Exercise description: Locate all lines in the data below that hold "sobre" and show them.

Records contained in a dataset
Content starts

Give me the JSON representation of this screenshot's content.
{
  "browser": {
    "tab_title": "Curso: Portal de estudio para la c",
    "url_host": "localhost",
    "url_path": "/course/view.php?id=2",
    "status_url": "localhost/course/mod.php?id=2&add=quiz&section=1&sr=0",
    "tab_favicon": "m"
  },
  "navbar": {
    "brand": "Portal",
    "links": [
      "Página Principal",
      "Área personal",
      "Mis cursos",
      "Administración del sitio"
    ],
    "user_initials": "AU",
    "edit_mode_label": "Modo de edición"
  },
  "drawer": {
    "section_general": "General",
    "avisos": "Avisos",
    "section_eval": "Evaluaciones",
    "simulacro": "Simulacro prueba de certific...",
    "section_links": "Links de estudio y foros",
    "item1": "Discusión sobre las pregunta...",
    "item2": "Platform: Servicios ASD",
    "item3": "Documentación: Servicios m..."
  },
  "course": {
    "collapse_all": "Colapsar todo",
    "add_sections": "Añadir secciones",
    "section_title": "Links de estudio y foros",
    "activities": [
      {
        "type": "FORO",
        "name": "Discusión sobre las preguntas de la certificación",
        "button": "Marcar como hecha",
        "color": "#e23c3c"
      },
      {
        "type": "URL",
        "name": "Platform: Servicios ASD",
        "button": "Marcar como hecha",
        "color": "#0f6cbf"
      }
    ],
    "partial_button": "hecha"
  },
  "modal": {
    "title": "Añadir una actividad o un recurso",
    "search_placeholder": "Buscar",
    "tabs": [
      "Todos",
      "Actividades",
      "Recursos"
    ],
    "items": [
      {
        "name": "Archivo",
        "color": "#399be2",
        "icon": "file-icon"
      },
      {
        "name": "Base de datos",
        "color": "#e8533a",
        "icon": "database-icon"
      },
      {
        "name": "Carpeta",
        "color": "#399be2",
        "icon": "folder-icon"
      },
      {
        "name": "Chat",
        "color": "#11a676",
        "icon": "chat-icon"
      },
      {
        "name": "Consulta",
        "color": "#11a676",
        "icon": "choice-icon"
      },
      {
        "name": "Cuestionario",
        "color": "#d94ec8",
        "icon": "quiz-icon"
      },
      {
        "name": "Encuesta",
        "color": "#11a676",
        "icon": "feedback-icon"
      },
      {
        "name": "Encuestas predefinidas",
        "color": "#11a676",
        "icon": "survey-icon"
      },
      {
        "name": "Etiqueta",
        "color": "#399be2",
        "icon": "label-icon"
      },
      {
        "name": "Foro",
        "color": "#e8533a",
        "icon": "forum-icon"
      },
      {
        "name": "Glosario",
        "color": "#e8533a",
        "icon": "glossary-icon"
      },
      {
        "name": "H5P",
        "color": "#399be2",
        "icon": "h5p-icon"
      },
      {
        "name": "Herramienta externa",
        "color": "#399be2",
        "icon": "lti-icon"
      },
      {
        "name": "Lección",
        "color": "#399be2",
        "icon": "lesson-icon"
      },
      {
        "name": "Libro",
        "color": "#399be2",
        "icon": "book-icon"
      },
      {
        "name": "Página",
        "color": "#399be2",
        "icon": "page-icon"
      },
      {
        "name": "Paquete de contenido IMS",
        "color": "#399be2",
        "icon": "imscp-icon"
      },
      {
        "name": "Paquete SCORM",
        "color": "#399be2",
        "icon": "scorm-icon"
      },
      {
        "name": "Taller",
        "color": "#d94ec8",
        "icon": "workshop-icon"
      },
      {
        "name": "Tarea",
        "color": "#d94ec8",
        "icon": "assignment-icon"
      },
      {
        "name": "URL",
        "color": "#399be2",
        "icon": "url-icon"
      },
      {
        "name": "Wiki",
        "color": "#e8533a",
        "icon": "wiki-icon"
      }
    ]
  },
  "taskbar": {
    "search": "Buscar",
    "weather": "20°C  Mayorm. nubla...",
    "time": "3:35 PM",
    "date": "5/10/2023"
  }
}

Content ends

Output of the exercise:
    "item1": "Discusión sobre las pregunta...",
        "name": "Discusión sobre las preguntas de la certificación",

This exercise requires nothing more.